It is quite possibly Goold’s robust background in directing theater that makes the movie feel rather claustrophobic, rarely changing settings and often staying on one scene for far longer than is normal in your average film. Finkel’s fall from journalistic grace forces him to rejoin his wife, Jill (Felicity Jones), in Bozeman, Montana, where an unlikely news story falls into his lap. After a writer for The Oregonian contacts him about his feelings on Christian Longo (James Franco), a man who just murdered his wife and three kids, using Michael Finkel’s name as a false identity while on the run from the law, Finkel becomes fascinated by Longo’s character and what possible reason he could have for honing in on using his byline. So curious, in fact, that Finkel reaches out to him and goes to visit him in the Lincoln County, Oregon prison.
From the get-go, there is something eerie–almost steely–about Longo, who is unflappable in the face of his accusations, instead intimating to Finkel that he’s innocent. Convinced this could be the story that might be able to resuscitate his career, Finkel is eager to tell “Longo’s side” of what happened, in book form no less. The pitch garners the interest of HarperCollins, spurring Finkel on to dig deeper into whatever Longo is hiding and who he’s “protecting.”
The more involved he becomes, the more susceptible he is to Longo’s crocodile tears, much to the disgust of his dead wife’s family and the prosecutor, Greg Ganley (Robert John Burke a.k.a. Bart Bass from Gossip Girl). “You had a choice of so many stories to tell, and you chose his,” remarks MaryJane Longo’s (Maria Dizzia) sister. By the time Finkel realizes the trap he’s fallen into, he’s lost an irreparable amount of honor and integrity.
In the meantime, the Perry Smith/Truman Capote relationship they’ve cultivated has been reversed against Finkel in the Capote role. He’s the one who’s been studied and duped by Longo from his seemingly harmless Smith station in prison.

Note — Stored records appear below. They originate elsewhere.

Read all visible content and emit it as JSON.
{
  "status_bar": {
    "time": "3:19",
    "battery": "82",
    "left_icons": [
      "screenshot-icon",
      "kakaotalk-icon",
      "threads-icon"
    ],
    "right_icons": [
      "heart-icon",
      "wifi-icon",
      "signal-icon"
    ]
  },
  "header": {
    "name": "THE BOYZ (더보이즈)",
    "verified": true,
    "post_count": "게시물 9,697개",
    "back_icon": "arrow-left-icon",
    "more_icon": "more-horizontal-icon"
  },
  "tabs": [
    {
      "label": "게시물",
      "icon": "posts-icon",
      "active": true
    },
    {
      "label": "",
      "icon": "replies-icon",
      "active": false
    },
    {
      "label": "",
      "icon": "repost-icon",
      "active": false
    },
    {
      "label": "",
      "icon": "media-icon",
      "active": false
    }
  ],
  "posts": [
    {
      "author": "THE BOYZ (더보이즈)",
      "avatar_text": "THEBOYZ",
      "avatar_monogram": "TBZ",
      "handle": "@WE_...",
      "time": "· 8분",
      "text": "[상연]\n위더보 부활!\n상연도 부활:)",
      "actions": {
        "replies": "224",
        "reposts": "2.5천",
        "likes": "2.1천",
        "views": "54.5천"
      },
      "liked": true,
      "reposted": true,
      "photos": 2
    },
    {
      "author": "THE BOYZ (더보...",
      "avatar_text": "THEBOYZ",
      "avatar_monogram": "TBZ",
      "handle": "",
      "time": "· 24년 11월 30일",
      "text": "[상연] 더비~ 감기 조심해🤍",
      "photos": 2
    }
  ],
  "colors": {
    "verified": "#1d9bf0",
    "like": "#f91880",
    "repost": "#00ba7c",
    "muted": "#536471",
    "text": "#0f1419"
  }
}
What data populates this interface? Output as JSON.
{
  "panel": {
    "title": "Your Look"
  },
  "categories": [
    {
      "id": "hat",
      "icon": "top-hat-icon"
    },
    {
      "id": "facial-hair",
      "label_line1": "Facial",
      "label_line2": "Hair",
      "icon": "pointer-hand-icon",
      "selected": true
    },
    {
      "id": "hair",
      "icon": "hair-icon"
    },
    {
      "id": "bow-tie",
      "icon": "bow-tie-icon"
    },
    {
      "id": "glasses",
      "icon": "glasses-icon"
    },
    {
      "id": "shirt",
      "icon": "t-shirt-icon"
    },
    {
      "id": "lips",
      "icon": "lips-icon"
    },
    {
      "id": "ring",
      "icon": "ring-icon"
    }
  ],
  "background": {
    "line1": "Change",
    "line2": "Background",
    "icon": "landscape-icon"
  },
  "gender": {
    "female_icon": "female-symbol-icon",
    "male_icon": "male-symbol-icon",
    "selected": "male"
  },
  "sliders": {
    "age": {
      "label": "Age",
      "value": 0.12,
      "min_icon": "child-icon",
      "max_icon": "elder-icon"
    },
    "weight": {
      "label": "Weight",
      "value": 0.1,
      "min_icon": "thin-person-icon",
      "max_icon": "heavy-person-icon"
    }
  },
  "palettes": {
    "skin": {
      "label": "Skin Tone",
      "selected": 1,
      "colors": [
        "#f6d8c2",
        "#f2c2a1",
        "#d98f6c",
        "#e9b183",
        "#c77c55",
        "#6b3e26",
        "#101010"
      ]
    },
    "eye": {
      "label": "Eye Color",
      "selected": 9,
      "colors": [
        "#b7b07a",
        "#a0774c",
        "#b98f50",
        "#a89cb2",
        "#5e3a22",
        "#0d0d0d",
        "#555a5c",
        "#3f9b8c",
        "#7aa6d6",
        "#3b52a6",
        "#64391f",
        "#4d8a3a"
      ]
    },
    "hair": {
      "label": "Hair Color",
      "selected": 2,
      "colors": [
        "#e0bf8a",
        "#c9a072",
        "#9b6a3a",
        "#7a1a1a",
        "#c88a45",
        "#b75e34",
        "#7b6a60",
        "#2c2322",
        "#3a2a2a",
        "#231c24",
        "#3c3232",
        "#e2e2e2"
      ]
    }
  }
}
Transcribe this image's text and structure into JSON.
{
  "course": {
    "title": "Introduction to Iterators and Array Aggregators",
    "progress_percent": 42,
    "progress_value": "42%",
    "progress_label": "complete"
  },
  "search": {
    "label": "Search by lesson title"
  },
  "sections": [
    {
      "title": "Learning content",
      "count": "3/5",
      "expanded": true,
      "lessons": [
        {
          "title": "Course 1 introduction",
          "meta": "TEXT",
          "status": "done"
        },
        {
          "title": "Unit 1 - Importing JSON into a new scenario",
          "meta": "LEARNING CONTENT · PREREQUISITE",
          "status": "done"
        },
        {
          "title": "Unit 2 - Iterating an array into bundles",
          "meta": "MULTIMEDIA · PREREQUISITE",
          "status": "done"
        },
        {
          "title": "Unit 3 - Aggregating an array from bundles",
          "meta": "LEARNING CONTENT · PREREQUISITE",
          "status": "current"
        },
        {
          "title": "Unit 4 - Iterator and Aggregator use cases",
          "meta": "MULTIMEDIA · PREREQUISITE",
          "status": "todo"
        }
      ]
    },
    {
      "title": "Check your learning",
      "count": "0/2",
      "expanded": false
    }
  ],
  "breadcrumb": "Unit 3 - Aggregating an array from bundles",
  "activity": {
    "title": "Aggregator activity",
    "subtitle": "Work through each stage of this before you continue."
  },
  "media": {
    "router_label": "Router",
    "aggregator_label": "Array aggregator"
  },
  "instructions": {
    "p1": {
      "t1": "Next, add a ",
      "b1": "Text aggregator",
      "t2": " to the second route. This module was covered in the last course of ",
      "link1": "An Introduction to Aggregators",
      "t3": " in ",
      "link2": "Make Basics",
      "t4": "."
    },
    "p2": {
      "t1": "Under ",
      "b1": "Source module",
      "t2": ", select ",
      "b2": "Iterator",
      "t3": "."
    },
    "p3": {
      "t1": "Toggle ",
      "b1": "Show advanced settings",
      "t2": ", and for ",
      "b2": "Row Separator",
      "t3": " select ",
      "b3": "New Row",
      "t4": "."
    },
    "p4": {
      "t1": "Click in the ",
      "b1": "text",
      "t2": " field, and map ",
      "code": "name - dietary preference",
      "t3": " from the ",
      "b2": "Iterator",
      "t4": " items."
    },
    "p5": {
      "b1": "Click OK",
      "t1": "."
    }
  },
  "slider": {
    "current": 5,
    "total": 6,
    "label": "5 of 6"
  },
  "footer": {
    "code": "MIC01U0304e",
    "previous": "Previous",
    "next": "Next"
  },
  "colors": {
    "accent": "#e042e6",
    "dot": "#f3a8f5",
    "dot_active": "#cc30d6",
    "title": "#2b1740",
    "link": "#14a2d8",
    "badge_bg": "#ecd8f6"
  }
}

And yet, while comparisons can be drawn between the plot of In Cold Blood and True Story, one would still rather read the former or watch Capote.